- [WHAT YOU HAVE TO DO] Your answer must be an exact copy of every record below.
Segment Start: EXTRACTED RECORDS
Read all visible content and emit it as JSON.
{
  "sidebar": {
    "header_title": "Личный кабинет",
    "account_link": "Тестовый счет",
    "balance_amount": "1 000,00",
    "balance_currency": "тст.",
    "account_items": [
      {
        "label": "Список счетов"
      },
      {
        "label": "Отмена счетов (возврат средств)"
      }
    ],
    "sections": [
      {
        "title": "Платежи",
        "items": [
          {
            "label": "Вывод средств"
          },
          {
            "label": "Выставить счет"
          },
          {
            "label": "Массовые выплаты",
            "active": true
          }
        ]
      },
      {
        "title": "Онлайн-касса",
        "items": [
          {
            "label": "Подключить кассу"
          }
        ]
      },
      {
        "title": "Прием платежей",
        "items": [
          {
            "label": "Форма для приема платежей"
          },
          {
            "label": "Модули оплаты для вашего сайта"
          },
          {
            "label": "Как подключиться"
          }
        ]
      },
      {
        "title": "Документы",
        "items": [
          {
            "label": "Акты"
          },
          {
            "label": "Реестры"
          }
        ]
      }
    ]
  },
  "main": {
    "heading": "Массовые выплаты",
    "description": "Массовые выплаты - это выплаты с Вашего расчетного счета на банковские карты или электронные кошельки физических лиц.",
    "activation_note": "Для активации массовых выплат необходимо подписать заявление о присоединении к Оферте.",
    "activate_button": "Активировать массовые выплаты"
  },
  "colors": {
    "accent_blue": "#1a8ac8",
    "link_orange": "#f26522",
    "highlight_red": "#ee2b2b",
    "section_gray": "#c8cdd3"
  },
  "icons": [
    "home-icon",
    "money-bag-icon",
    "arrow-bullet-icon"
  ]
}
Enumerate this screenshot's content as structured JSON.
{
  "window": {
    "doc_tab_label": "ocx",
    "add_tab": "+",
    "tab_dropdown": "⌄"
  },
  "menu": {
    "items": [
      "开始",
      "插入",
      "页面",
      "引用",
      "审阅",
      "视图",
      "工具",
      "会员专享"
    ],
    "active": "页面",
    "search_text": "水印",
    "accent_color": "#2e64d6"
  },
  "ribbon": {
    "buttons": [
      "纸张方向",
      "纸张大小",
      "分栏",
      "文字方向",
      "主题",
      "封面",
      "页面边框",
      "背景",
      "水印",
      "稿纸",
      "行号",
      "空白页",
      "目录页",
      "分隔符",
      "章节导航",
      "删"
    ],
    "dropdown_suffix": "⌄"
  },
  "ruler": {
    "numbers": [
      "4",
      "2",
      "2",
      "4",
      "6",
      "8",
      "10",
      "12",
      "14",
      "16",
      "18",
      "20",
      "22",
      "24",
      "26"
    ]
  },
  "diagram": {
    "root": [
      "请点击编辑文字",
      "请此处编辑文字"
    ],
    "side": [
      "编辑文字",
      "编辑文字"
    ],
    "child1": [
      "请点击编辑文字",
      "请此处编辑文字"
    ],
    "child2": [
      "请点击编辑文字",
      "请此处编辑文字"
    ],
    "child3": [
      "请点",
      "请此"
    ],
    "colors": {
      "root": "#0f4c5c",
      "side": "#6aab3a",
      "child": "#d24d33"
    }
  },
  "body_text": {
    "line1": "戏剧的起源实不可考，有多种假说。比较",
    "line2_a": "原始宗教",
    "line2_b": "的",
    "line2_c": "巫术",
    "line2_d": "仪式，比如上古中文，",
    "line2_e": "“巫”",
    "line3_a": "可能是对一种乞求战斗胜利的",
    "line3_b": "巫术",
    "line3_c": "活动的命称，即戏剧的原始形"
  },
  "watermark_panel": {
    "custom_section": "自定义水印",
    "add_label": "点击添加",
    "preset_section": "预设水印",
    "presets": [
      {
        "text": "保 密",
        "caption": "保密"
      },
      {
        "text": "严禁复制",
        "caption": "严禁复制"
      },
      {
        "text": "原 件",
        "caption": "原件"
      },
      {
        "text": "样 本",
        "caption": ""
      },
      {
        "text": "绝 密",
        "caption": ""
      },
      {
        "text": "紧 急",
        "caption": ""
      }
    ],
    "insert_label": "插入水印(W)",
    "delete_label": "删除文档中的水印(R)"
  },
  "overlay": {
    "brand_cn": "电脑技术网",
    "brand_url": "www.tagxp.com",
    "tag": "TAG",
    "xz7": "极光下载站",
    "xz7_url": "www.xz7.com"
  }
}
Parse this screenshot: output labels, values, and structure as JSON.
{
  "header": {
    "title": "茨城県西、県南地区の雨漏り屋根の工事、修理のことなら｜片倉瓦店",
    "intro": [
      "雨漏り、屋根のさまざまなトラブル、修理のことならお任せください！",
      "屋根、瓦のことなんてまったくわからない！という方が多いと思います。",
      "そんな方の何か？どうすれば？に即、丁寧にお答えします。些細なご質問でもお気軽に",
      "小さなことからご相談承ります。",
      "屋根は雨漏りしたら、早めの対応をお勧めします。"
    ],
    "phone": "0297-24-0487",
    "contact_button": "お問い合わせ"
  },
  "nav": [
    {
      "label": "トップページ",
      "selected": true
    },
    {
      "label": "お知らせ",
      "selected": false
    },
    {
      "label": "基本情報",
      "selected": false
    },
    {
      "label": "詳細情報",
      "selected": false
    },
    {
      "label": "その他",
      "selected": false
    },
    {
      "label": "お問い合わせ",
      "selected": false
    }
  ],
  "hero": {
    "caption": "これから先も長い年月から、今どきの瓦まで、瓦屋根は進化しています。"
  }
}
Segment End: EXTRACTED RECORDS
- [SOLUTION TO THIS PROBLEM]
Read all visible content and emit it as JSON.
{
  "sidebar": {
    "header_title": "Личный кабинет",
    "account_link": "Тестовый счет",
    "balance_amount": "1 000,00",
    "balance_currency": "тст.",
    "account_items": [
      {
        "label": "Список счетов"
      },
      {
        "label": "Отмена счетов (возврат средств)"
      }
    ],
    "sections": [
      {
        "title": "Платежи",
        "items": [
          {
            "label": "Вывод средств"
          },
          {
            "label": "Выставить счет"
          },
          {
            "label": "Массовые выплаты",
            "active": true
          }
        ]
      },
      {
        "title": "Онлайн-касса",
        "items": [
          {
            "label": "Подключить кассу"
          }
        ]
      },
      {
        "title": "Прием платежей",
        "items": [
          {
            "label": "Форма для приема платежей"
          },
          {
            "label": "Модули оплаты для вашего сайта"
          },
          {
            "label": "Как подключиться"
          }
        ]
      },
      {
        "title": "Документы",
        "items": [
          {
            "label": "Акты"
          },
          {
            "label": "Реестры"
          }
        ]
      }
    ]
  },
  "main": {
    "heading": "Массовые выплаты",
    "description": "Массовые выплаты - это выплаты с Вашего расчетного счета на банковские карты или электронные кошельки физических лиц.",
    "activation_note": "Для активации массовых выплат необходимо подписать заявление о присоединении к Оферте.",
    "activate_button": "Активировать массовые выплаты"
  },
  "colors": {
    "accent_blue": "#1a8ac8",
    "link_orange": "#f26522",
    "highlight_red": "#ee2b2b",
    "section_gray": "#c8cdd3"
  },
  "icons": [
    "home-icon",
    "money-bag-icon",
    "arrow-bullet-icon"
  ]
}
Enumerate this screenshot's content as structured JSON.
{
  "window": {
    "doc_tab_label": "ocx",
    "add_tab": "+",
    "tab_dropdown": "⌄"
  },
  "menu": {
    "items": [
      "开始",
      "插入",
      "页面",
      "引用",
      "审阅",
      "视图",
      "工具",
      "会员专享"
    ],
    "active": "页面",
    "search_text": "水印",
    "accent_color": "#2e64d6"
  },
  "ribbon": {
    "buttons": [
      "纸张方向",
      "纸张大小",
      "分栏",
      "文字方向",
      "主题",
      "封面",
      "页面边框",
      "背景",
      "水印",
      "稿纸",
      "行号",
      "空白页",
      "目录页",
      "分隔符",
      "章节导航",
      "删"
    ],
    "dropdown_suffix": "⌄"
  },
  "ruler": {
    "numbers": [
      "4",
      "2",
      "2",
      "4",
      "6",
      "8",
      "10",
      "12",
      "14",
      "16",
      "18",
      "20",
      "22",
      "24",
      "26"
    ]
  },
  "diagram": {
    "root": [
      "请点击编辑文字",
      "请此处编辑文字"
    ],
    "side": [
      "编辑文字",
      "编辑文字"
    ],
    "child1": [
      "请点击编辑文字",
      "请此处编辑文字"
    ],
    "child2": [
      "请点击编辑文字",
      "请此处编辑文字"
    ],
    "child3": [
      "请点",
      "请此"
    ],
    "colors": {
      "root": "#0f4c5c",
      "side": "#6aab3a",
      "child": "#d24d33"
    }
  },
  "body_text": {
    "line1": "戏剧的起源实不可考，有多种假说。比较",
    "line2_a": "原始宗教",
    "line2_b": "的",
    "line2_c": "巫术",
    "line2_d": "仪式，比如上古中文，",
    "line2_e": "“巫”",
    "line3_a": "可能是对一种乞求战斗胜利的",
    "line3_b": "巫术",
    "line3_c": "活动的命称，即戏剧的原始形"
  },
  "watermark_panel": {
    "custom_section": "自定义水印",
    "add_label": "点击添加",
    "preset_section": "预设水印",
    "presets": [
      {
        "text": "保 密",
        "caption": "保密"
      },
      {
        "text": "严禁复制",
        "caption": "严禁复制"
      },
      {
        "text": "原 件",
        "caption": "原件"
      },
      {
        "text": "样 本",
        "caption": ""
      },
      {
        "text": "绝 密",
        "caption": ""
      },
      {
        "text": "紧 急",
        "caption": ""
      }
    ],
    "insert_label": "插入水印(W)",
    "delete_label": "删除文档中的水印(R)"
  },
  "overlay": {
    "brand_cn": "电脑技术网",
    "brand_url": "www.tagxp.com",
    "tag": "TAG",
    "xz7": "极光下载站",
    "xz7_url": "www.xz7.com"
  }
}
Parse this screenshot: output labels, values, and structure as JSON.
{
  "header": {
    "title": "茨城県西、県南地区の雨漏り屋根の工事、修理のことなら｜片倉瓦店",
    "intro": [
      "雨漏り、屋根のさまざまなトラブル、修理のことならお任せください！",
      "屋根、瓦のことなんてまったくわからない！という方が多いと思います。",
      "そんな方の何か？どうすれば？に即、丁寧にお答えします。些細なご質問でもお気軽に",
      "小さなことからご相談承ります。",
      "屋根は雨漏りしたら、早めの対応をお勧めします。"
    ],
    "phone": "0297-24-0487",
    "contact_button": "お問い合わせ"
  },
  "nav": [
    {
      "label": "トップページ",
      "selected": true
    },
    {
      "label": "お知らせ",
      "selected": false
    },
    {
      "label": "基本情報",
      "selected": false
    },
    {
      "label": "詳細情報",
      "selected": false
    },
    {
      "label": "その他",
      "selected": false
    },
    {
      "label": "お問い合わせ",
      "selected": false
    }
  ],
  "hero": {
    "caption": "これから先も長い年月から、今どきの瓦まで、瓦屋根は進化しています。"
  }
}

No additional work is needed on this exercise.